Montgomery County officials and companies last week said they have formed an organization to promote development of the academic resources needed for the continued growth of local businesses involved in new technologies.

"We want a university presence here in the county," said Harvey K. Kushner, chairman and chief executive of ORI Inc. of Rockville and chairman of the steering committee for the newly formed Montgomery County High Technology Council.

The University of Maryland has started a few programs in Montgomery County as offshoots of its College Park campus, and Johns Hopkins University in Baltimore hopes to launch three new masters programs in the county.

Members of the new high-tech council, which is financed by local industry and government, hope to work with officials of the state and the two universities on their plans to expand into the county.

Montgomery County has become a cradle for new companies in the fields of telecommunications, biotechnology, computer sciences and other areas of rapidly advancing technology. But the county is one of the few such "high-tech" business communities that has grown up without the presence of a top university, Kushner said at a press conference.

In other high-tech communities such as in the areas surrounding Stanford University and the Massachusetts Institute of Technology, the academic and business communities have formed close relationships based on the exchange of ideas, research work and personnel.

Corporate scientists in those areas enjoy the opportunity to teach, to attend continuing-education courses in their fields and to remain active in academic research efforts. Companies there also can draw on faculty and graduate students as consultants, and have access to a labor pool bolstered by the talent attracted to the university.

Although federal research facilities in Montgomery County have a similar influence, local companies involved in rapidly advancing technology fields "urgently need" the presence of top academic resources "to grow and expand," Kushner said.

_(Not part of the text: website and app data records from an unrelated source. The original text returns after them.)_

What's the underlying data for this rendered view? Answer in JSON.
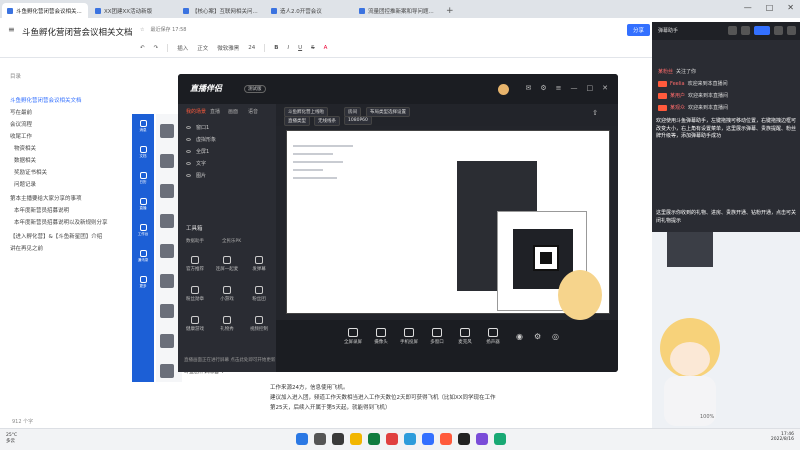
{
  "browser": {
    "tabs": [
      {
        "label": "斗鱼孵化营闭营会议相关..."
      },
      {
        "label": "XX团建XX活动新版"
      },
      {
        "label": "【核心案】互联网相关问..."
      },
      {
        "label": "造人2.0开营会议"
      },
      {
        "label": "流量团控推新案和导问题..."
      }
    ],
    "new_tab": "+"
  },
  "doc": {
    "title": "斗鱼孵化营闭营会议相关文档",
    "saved_meta": "最近保存 17:58",
    "share_label": "分享",
    "toolbar": [
      "插入",
      "正文",
      "微软雅黑",
      "24",
      "B",
      "I",
      "U",
      "S",
      "A"
    ],
    "outline_title": "目录",
    "outline": [
      {
        "label": "斗鱼孵化营闭营会议相关文档",
        "active": true
      },
      {
        "label": "写在最前"
      },
      {
        "label": "会议流程"
      },
      {
        "label": "收尾工作"
      },
      {
        "label": "物资相关",
        "sub": true
      },
      {
        "label": "数据相关",
        "sub": true
      },
      {
        "label": "奖励证书相关",
        "sub": true
      },
      {
        "label": "问题记录",
        "sub": true
      },
      {
        "label": "第本主播要给大家分享的事项"
      },
      {
        "label": "本年度新营员招募说明",
        "sub": true
      },
      {
        "label": "本年度新营员招募说明以及新规则分享",
        "sub": true
      },
      {
        "label": "【进入孵化营】&【斗鱼新星团】介绍"
      },
      {
        "label": "讲在再见之前"
      }
    ],
    "body_text": [
      "工作来源24方，信息使用飞机。",
      "建议加入进入团，频道工作天数相当进入工作天数位2天即可获得飞机（比如XX同学现在工作",
      "第25天，后续入开属于第5天起，就能得到飞机）"
    ],
    "status_left": "912 个字",
    "zoom": "100%"
  },
  "appstrip": {
    "items": [
      {
        "label": "消息"
      },
      {
        "label": "文档"
      },
      {
        "label": "日历"
      },
      {
        "label": "直播"
      },
      {
        "label": "工作台"
      },
      {
        "label": "通讯录"
      },
      {
        "label": "更多"
      }
    ]
  },
  "thumb_label": "斗鱼创作训练营\"T\"",
  "stream": {
    "logo": "直播伴侣",
    "version": "测试版",
    "left_tabs": [
      "我的场景",
      "直播",
      "画面",
      "语音"
    ],
    "layers": [
      {
        "label": "窗口1"
      },
      {
        "label": "虚拟形象"
      },
      {
        "label": "全屏1"
      },
      {
        "label": "文字"
      },
      {
        "label": "图片"
      }
    ],
    "tools_title": "工具箱",
    "tools_sub": [
      "数据助手",
      "全民乐PK"
    ],
    "tools": [
      {
        "label": "官方推荐"
      },
      {
        "label": "连屏一起麦"
      },
      {
        "label": "发弹幕"
      },
      {
        "label": "粉丝勋章"
      },
      {
        "label": "小游戏"
      },
      {
        "label": "粉丝团"
      },
      {
        "label": "健康游戏"
      },
      {
        "label": "礼物秀"
      },
      {
        "label": "视频控制"
      }
    ],
    "left_note": "直播画面正在进行屏幕 点击此处即可开始更新",
    "preview_chips": [
      "斗鱼孵化营上线啦",
      "房间",
      "布局类型选择设置"
    ],
    "preview_chips2": [
      "直播类型",
      "无线线条",
      "1080P60"
    ],
    "bottom": [
      {
        "label": "全屏录屏"
      },
      {
        "label": "摄像头"
      },
      {
        "label": "手机投屏"
      },
      {
        "label": "多窗口"
      },
      {
        "label": "麦克风"
      },
      {
        "label": "扬声器"
      }
    ]
  },
  "chat": {
    "title": "弹幕助手",
    "live_label": "直播",
    "messages": [
      {
        "user": "某粉丝",
        "text": "关注了你"
      },
      {
        "user": "Feelia",
        "text": "欢迎来到本直播间"
      },
      {
        "user": "某用户",
        "text": "欢迎来到本直播间"
      },
      {
        "user": "某观众",
        "text": "欢迎来到本直播间"
      }
    ],
    "info1": "欢迎使用斗鱼弹幕助手，左键拖拽可移动位置，右键拖拽边框可改变大小，右上角有设置菜单，这里展示弹幕、贵族提醒、粉丝牌升级等，添加弹幕助手成功",
    "info2": "这里展示你收到的礼物、进房、贵族开通、钻粉开通，点击可关闭礼物提示"
  },
  "taskbar": {
    "temp": "25°C",
    "weather": "多云",
    "time": "17:46",
    "date": "2022/8/16"
  },
  "colors": {
    "accent": "#3370ff",
    "stream_orange": "#ff5a3c",
    "stream_dark": "#23252b"
  }
}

The University of Maryland offers about 40 continuing-education courses in the county, and is offering some other courses by television. The university is also a major partner with the county and the National Bureau of Standards in the new Center for Advanced Research in Biotechnology, which will be based in the county's Shady Grove Life Sciences Center.

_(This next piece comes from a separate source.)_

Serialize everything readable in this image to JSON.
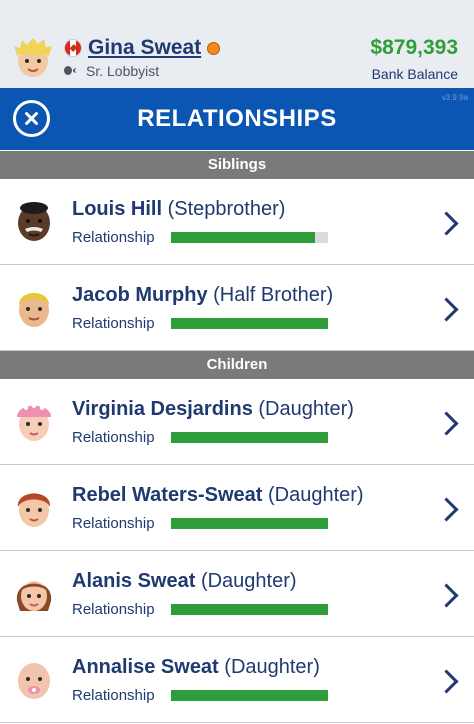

Johns Hopkins has asked the state Board of Higher Education to approve its proposal to offer masters degree programs in Montgomery County in electrical engineering, computer sciences and technical management.

The county has committed $300,000 over three years in seed money for the council and will pay for the two buildings to be constructed to house the biotechnology center and the Johns Hopkins programs, said Robert G. Snyder, the county's business-academia officer.

The council will act as "a liaison between business and academia," Kushner said. It will be a private, nonprofit organization, to be supported entirely by the dues of its members after the first three years. Its members now include representatives of more than 20 local companies, the National Institutes of Health, the National Bureau of Standards, the two universities and Montgomery College. The group has targeted about 150 local companies as potential members, Kushner said.

The business group said it also hopes to foster research collaboration between the private sector and the universities.

Kushner said the council will not be a "lobbying organization." The county's Snyder said, however, "We will need their support in Annapolis."